There is an old saying that the most important component of any camera is the one holding it. Flickr proves that point; you don’t need the latest model to capture great shots.
Newer versions will produce better results in extreme lighting conditions, but all the cameras listed above still produce excellent images. They are also more versatile than any compact, bridge or phone camera.
When buying a DSLR or mirrorless camera for the first time, there are good reasons for choosing a used one. They cost a fraction of their original price, if you don’t like it and sell it on the resale value won’t change much, and a used camera means a far lower carbon footprint.
Older cameras are likely to have had firmware updates. Plus, the raw files will be compatible with software like Lightroom, On1, Photoshop or Elements. That’s not always the case with new cameras.
User reviews will tell you if an older model has common flaws and how long they last.
Check the shutter count against the life expectancy of the camera as the mechanics of a shutter will wear out. My pro-level DSLR should be good for between 150,000 and 350,000 shutter actuations, consumer end cameras have a lower life expectancy of around 50,000 shots.
Lenses are available second-hand too. Good quality lenses make far greater improvements to the quality of your photos than a change of camera body.
Reputable dealers like Jessops, Wex and MPB all sell used equipment. The descriptions are accurate and cameras come with a guarantee.
Great deals can be found on online auction sites too, but there is an increased risk of buying a stolen camera.
If buying privately, ask the vendor for photos of the serial numbers of both the camera and the lens. If they refuse, don’t buy. You can search online for the number and should find images from that camera, and maybe theft reports. There are other ways of checking, which I will include in a future article.

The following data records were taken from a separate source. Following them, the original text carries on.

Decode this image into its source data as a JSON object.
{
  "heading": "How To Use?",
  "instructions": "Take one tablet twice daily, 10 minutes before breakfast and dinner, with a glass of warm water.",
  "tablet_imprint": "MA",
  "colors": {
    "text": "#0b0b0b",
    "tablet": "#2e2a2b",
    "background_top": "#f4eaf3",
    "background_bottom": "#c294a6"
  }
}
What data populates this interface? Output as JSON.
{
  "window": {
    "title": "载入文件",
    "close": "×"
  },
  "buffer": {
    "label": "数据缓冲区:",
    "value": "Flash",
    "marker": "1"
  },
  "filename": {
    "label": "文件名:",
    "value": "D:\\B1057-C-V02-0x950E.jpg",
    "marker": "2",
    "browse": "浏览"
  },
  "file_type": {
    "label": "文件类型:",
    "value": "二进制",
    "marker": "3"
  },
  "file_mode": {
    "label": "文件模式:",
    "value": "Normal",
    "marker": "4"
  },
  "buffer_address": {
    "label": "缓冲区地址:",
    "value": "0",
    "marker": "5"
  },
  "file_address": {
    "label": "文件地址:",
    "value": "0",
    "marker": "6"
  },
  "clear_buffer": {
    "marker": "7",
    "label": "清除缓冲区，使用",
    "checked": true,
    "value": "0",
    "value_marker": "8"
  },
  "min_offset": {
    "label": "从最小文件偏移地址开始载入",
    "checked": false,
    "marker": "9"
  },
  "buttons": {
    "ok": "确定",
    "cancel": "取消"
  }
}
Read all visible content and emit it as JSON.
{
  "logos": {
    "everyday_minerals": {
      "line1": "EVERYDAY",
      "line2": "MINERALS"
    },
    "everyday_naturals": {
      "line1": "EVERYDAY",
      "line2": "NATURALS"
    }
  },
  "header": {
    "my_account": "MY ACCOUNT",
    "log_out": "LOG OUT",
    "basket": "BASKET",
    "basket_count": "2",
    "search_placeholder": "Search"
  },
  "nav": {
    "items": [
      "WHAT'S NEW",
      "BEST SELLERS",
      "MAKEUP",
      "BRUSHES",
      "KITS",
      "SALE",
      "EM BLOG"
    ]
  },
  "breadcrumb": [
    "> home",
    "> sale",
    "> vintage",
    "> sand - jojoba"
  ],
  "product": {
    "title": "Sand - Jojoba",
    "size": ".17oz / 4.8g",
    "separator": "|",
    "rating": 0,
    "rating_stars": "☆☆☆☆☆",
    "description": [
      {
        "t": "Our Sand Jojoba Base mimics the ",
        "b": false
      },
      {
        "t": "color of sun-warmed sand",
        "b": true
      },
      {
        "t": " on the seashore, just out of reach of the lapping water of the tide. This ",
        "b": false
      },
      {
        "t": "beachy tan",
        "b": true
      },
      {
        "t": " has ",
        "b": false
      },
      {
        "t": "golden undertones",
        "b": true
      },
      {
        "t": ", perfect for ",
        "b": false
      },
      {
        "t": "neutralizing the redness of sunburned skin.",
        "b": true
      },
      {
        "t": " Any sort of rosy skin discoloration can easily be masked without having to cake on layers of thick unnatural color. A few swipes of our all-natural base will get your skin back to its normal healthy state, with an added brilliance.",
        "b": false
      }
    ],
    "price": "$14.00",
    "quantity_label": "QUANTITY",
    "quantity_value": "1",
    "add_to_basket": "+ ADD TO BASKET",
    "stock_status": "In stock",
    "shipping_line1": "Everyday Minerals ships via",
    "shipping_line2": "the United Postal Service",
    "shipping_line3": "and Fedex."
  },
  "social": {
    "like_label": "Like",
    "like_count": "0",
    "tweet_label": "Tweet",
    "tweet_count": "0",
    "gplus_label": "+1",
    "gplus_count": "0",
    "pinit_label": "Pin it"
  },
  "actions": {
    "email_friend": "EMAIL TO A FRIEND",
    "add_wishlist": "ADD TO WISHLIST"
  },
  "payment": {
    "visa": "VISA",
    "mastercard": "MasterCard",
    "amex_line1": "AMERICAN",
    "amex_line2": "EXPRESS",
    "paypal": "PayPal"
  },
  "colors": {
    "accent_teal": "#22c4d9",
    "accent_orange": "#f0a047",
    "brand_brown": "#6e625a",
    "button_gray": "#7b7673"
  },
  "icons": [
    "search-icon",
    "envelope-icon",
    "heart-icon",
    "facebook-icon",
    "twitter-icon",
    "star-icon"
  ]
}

Low light and high ISO performance have improved enormously. If trying to achieve fast shutter values at night, then a new, high-end camera might be required.
Look for discounts from retailers selling open box, returned and display models.